WHAT IS EXPECTED:
Write out every record in full, keeping each character exactly as it is.

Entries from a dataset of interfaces
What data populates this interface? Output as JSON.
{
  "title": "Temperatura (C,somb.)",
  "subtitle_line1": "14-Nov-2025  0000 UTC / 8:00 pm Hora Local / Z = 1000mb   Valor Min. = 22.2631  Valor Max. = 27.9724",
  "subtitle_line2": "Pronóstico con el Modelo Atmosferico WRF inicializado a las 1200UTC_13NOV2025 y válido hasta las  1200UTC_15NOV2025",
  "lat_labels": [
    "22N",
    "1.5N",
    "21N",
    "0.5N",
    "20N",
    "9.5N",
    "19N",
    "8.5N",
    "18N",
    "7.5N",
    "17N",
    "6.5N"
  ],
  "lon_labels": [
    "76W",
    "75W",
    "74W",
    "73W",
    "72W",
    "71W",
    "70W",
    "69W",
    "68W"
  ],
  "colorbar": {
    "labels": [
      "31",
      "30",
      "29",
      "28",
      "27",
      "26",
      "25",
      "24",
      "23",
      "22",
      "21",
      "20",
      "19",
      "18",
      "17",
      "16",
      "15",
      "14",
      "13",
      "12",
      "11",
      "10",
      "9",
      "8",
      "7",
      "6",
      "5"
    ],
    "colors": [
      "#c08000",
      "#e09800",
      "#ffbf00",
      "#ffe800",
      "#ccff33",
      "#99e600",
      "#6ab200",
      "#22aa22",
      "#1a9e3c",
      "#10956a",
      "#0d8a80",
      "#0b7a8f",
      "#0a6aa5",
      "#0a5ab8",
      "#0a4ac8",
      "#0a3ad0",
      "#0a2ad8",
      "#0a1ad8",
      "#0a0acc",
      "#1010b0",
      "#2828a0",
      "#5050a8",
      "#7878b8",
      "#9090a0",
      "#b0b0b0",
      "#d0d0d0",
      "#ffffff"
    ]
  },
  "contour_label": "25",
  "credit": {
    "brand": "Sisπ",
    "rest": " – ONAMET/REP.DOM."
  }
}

YOUR SOLUTION:
What data populates this interface? Output as JSON.
{
  "title": "Temperatura (C,somb.)",
  "subtitle_line1": "14-Nov-2025  0000 UTC / 8:00 pm Hora Local / Z = 1000mb   Valor Min. = 22.2631  Valor Max. = 27.9724",
  "subtitle_line2": "Pronóstico con el Modelo Atmosferico WRF inicializado a las 1200UTC_13NOV2025 y válido hasta las  1200UTC_15NOV2025",
  "lat_labels": [
    "22N",
    "1.5N",
    "21N",
    "0.5N",
    "20N",
    "9.5N",
    "19N",
    "8.5N",
    "18N",
    "7.5N",
    "17N",
    "6.5N"
  ],
  "lon_labels": [
    "76W",
    "75W",
    "74W",
    "73W",
    "72W",
    "71W",
    "70W",
    "69W",
    "68W"
  ],
  "colorbar": {
    "labels": [
      "31",
      "30",
      "29",
      "28",
      "27",
      "26",
      "25",
      "24",
      "23",
      "22",
      "21",
      "20",
      "19",
      "18",
      "17",
      "16",
      "15",
      "14",
      "13",
      "12",
      "11",
      "10",
      "9",
      "8",
      "7",
      "6",
      "5"
    ],
    "colors": [
      "#c08000",
      "#e09800",
      "#ffbf00",
      "#ffe800",
      "#ccff33",
      "#99e600",
      "#6ab200",
      "#22aa22",
      "#1a9e3c",
      "#10956a",
      "#0d8a80",
      "#0b7a8f",
      "#0a6aa5",
      "#0a5ab8",
      "#0a4ac8",
      "#0a3ad0",
      "#0a2ad8",
      "#0a1ad8",
      "#0a0acc",
      "#1010b0",
      "#2828a0",
      "#5050a8",
      "#7878b8",
      "#9090a0",
      "#b0b0b0",
      "#d0d0d0",
      "#ffffff"
    ]
  },
  "contour_label": "25",
  "credit": {
    "brand": "Sisπ",
    "rest": " – ONAMET/REP.DOM."
  }
}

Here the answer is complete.